“You have certainly walked in many places but have you appreciated the benefits to your mind and body which walking has given you?”
As I write this I’ve been tallying up the days spent in lockdown and reflecting on what the experience of those days has been like so far. In all honesty it’s a complete mix. I’ve railed against the loss of my freedom to do and go as I please, and I’ve struggled to stabilise my emotions amongst so much uncertainty. But, I’ve also relished exploring my creativity again and enjoying daily walks with my sister. And, it’s the activity of walking that I’m convinced has helped me to succeed in (largely) finding some semblance of balance and equilibrium again.
So, given that the latest government advice for England is to be exercising outside as much as possible I thought this was the perfect time to share a new Notes from my Bookshelf with you. And, for this post I’ve chosen Hugh O’Donovan’s Mindful Walking in the hope it gives you some inspiration and ideas for your next walk.
“Mindful walking is the special place where mind, body, people and the natural environment come together. It is a place of wellbeing, a place where you feel alive.”
Why I’m reading it
My sister and I started calling our lockdown daily walks with each other our ‘sanity walks’, and whilst that began as a somewhat dark joke it made me wonder… I’ve always walked wherever I am, I meditate on walks sometimes, I dash around the block on a lunch break, I’ll walk over the fields near my house daily and have found these walks restorative, even medicinal especially after a difficult day or an anxious time. So, my curiosity was peaked. Was it just my personal experience or was there science and research behind the positive power and effects of walking on our minds and our moods.
Mindful Walking was given to me as a gift just before lockdown and it was perfect timing. Written by a psychologist I felt the book would be able to answer some of the questions I had about the connection between walking and mental wellbeing, and I was right.
“Mindful walking is about mindful movement. It is doing, while experiencing being.”
What it’s about
Mindful Walking is both a practical self-help guide and a deeper review of the connections found between our physical and mental selves.
O’Donovan includes practical mindfulness activities like meditation and building connection through talking to others as well as walking. All with the aim of supporting and improving physical as well as mental and emotional wellbeing.
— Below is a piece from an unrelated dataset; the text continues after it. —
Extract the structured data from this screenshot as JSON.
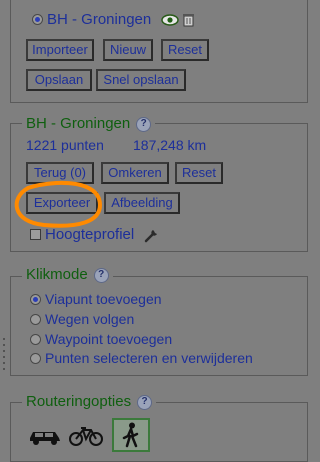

One of the things I enjoyed most about Mindful Walking is the sheer volume and variety of references, quotes, anecdotes and ideas from other teachers that are jam-packed into the book. From Buddhist teachings to Jim Collins and Eckhart Tolle. You name it there’s an insightful quote or key idea of theirs shared and discussed. This means that whilst we have O’Donovan’s ideas and psychological focus flowing throughout the pages there are a myriad of other ideas and concepts included too.
My curiosity to delve deeper into the ideas expressed really increased and I realised this is a great book to introduce the ideas and activities of mindfulness and wellbeing, especially to those readers who may have heard all these buzzwords and references without knowing quite what they meant or how they could apply to them.
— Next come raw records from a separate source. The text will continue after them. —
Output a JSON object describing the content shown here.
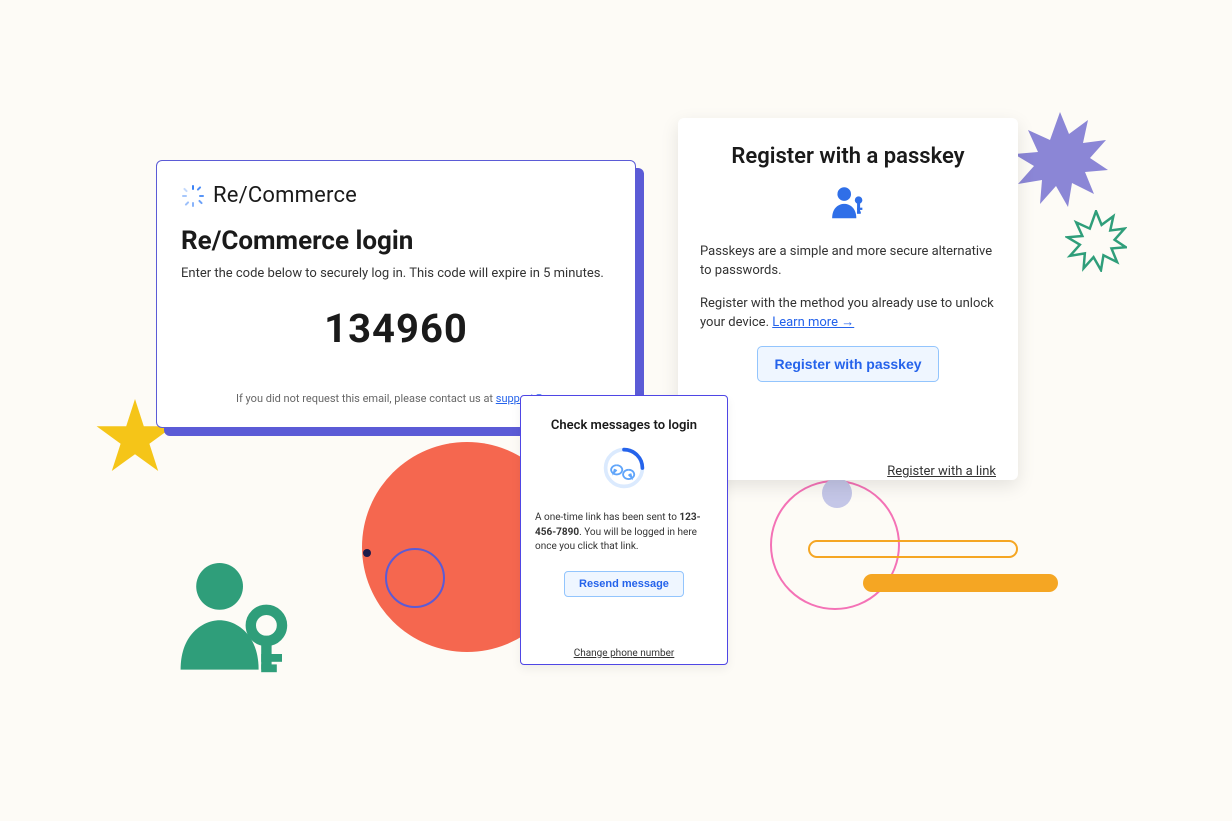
{
  "login": {
    "brand": "Re/Commerce",
    "title": "Re/Commerce login",
    "subtitle": "Enter the code below to securely log in. This code will expire in 5 minutes.",
    "code": "134960",
    "footer_prefix": "If you did not request this email, please contact us at ",
    "footer_email": "support@re."
  },
  "messages": {
    "title": "Check messages to login",
    "body_prefix": "A one-time link has been sent to ",
    "phone": "123-456-7890",
    "body_suffix": ". You will be logged in here once you click that link.",
    "resend_label": "Resend message",
    "change_label": "Change phone number"
  },
  "passkey": {
    "title": "Register with a passkey",
    "desc1": "Passkeys are a simple and more secure alternative to passwords.",
    "desc2_prefix": "Register with the method you already use to unlock your device. ",
    "learn_more": "Learn more",
    "button_label": "Register with passkey",
    "alt_link": "Register with a link"
  },
  "colors": {
    "accent_blue": "#2563eb",
    "card_border": "#5b5bd6",
    "coral": "#f5674f",
    "teal": "#2f9e7a",
    "amber": "#f5a623"
  }
}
Another positive thing are the real-life stories that others have shared with O’Donovan that appear at regular intervals. It’s empowering to hear the positivity and honesty which people like Sarah and Adrian share their stories and experiences. It really brings home the power that practicing mindfulness can have on lives of people who are like you and me.
There are also lots of practical activities throughout the book, with tips and suggestions for what to do and how and where to begin. All are accessible and adaptable to different circumstances and because there’s a variety of suggestions if you don’t like one, there’ll be another you can try that could be the perfect fit for you.
All in all I felt this book was easy to read and is a great way to introduce new ideas and practices for everyday life. And, given that for many at the moment life is taking on a different rhythm this could be a wonderful opportunity to explore new ways of practicing mindfulness and helping keep ourselves physically healthy too.
“Mindful walking in any place can change you. It can lay before you a unique understanding of the self.”
Who’s it for
Absolutely everyone and anyone who has an interest in the psychology and power of how a physical act of walking can improve and enhance your wellbeing and positivity. Given the seriousness and anxiety of the current times, there’s nothing like a good walk to ease some of the tension caused by a global pandemic and to help us understand ourselves a little better in the process.
“This book has attempted to informally integrate the insights of psychology, positive psychology in particular, with the practice of mindful walking. Mind and body come together in that social world of relationships. Therein lies the value of mindful walking.”
If you’ve got a recommendation for me to read and feature on Notes from my bookshelf let me know, email me at firstname.lastname@example.org
All the quotes in this post are from High O’Donovan’s Mindful Walking, Hachette, 2015 edition.